Nicholas Pooran showcased brilliant athleticism to send back Shreyas Iyer in the first West Indies-India ODI in Trinidad on Friday. Iyer, who got to his 10th ODI fifty, attempted an inside-out stroke off left-arm spinner Gudakesh Motie, and appeared to have times the stroke fairly well.

However, Pooran, stationed at the extra-cover position, leaped up full-stretch to complete a stunning one-handed catch with his right-hand. Iyer walked back for a 57-ball 54, striking five hits to the fence and two over it during his stay.

It was his sixth fifty in seventh ODI appearance against the West Indies. The right-hander’s scores against the team now reads: 71, 65, 70, 53, 7, 80 and 54.

Watch Nicholas Pooran grabbing a stunning one-handed catch to dismiss Shreyas Iyer here:

Iyer had added 94 for the second wicket with skipper Shikhar Dhawan, with the latter missing his hundred by mere three runs when he was caught at backward point off Motie. Dhawan struck 10 fours and three sixes during his 97 off 99.

That was after the left-hander had added 119 in just 17.4 overs with Shubman Gill. Gill, playing his first ODI since December 2020, registered his maiden ODI fifty off just 36 balls, and smashed six fours and two maximums to score 64 off 53. His stay at the crease was brought to an end by Pooran’s first fielding brilliance of the day, with the West Indies skipper firing a direct-hit at the non-striker’s end to have the batter short.
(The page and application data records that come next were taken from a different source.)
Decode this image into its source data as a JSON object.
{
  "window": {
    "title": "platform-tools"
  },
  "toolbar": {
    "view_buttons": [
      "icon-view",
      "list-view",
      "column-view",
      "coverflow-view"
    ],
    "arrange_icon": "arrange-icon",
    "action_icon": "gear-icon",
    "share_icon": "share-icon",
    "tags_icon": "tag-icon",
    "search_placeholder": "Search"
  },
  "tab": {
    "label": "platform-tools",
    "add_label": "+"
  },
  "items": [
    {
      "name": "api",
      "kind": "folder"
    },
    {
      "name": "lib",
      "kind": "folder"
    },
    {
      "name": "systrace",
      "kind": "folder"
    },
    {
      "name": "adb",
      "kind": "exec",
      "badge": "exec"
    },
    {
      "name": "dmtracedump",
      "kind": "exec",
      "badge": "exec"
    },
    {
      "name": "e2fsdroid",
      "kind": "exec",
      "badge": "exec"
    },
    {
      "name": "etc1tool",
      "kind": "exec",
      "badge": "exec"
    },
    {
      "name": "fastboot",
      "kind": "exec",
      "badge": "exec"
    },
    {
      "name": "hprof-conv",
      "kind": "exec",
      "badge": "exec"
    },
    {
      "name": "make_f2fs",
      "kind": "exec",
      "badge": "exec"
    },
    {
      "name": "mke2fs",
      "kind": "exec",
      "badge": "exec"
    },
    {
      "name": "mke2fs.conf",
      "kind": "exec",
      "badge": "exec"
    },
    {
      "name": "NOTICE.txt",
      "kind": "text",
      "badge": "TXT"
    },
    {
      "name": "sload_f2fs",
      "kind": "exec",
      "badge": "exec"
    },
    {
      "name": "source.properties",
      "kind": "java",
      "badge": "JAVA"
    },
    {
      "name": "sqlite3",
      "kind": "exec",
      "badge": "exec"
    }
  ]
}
Suryakumar Yadav was castled by Akeal Hosein shortly after Iyer’s dismissal, and India were 248/4 from 40 overs, with Sanju Samson and Deepak Hooda at the crease at the time of writing.

West Indies haven’t beaten India in a bilateral ODI series since their 4-1 triumph at home under Brian Lara back in 2006.